"But the problem with the meritocracy ... [is that it] leeches all the empathy out of your society … The second you think that all your good fortune is a product of your virtue, you become highly judgmental, lacking empathy, totally without self-awareness, arrogant, stupid — I mean all the stuff that our ruling class is."
A keeper: "He recalls receiving a text message on election night from a stunned Democratic friend declaring his intention to flee the country with his family. Carlson replied by asking if he could use their pool while they were gone."
One quibble: McKay calls The Monocle, where he had lunch with Tucker, "upscale" when he meant "old-school."
10. 1 fun thing
"Virtual-Reality Goggles Come With a Hitch: Real Reality" -- Wall Street Journal A-Hed by Cat Zakrzewski: "[E]arly adopters are encountering ... challenges, from coffee spills to missed train stops to nausea and 'goggle face' — marks that the snug headsets leave around the eyes after extended use."
- "The popularity of Pokémon Go last summer showed the dangers of operating in the real world while staring at 'augmented reality' on a smartphone. Players sprained ankles, walked into fire hydrants and fell off bikes while their eyes were glued to their phone screens."

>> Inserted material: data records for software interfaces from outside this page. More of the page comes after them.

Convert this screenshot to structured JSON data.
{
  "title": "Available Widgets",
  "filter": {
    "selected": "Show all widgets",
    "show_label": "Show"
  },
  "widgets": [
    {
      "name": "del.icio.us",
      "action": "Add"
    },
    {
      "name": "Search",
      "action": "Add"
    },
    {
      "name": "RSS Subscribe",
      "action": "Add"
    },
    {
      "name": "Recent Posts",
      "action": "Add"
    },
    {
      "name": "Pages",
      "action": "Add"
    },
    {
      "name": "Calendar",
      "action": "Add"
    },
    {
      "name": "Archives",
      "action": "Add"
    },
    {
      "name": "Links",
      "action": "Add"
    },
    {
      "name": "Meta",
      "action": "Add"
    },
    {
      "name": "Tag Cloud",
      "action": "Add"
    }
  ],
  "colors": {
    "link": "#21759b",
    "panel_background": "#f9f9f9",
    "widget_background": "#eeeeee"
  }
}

- AR vs. VR: "Augmented reality puts digital objects on images of the real world — so it looks like a Pokémon character is standing in your driveway. Virtual reality cuts out the real world entirely. Such full immersion can be so intense that users experience motion sickness or fear of falling."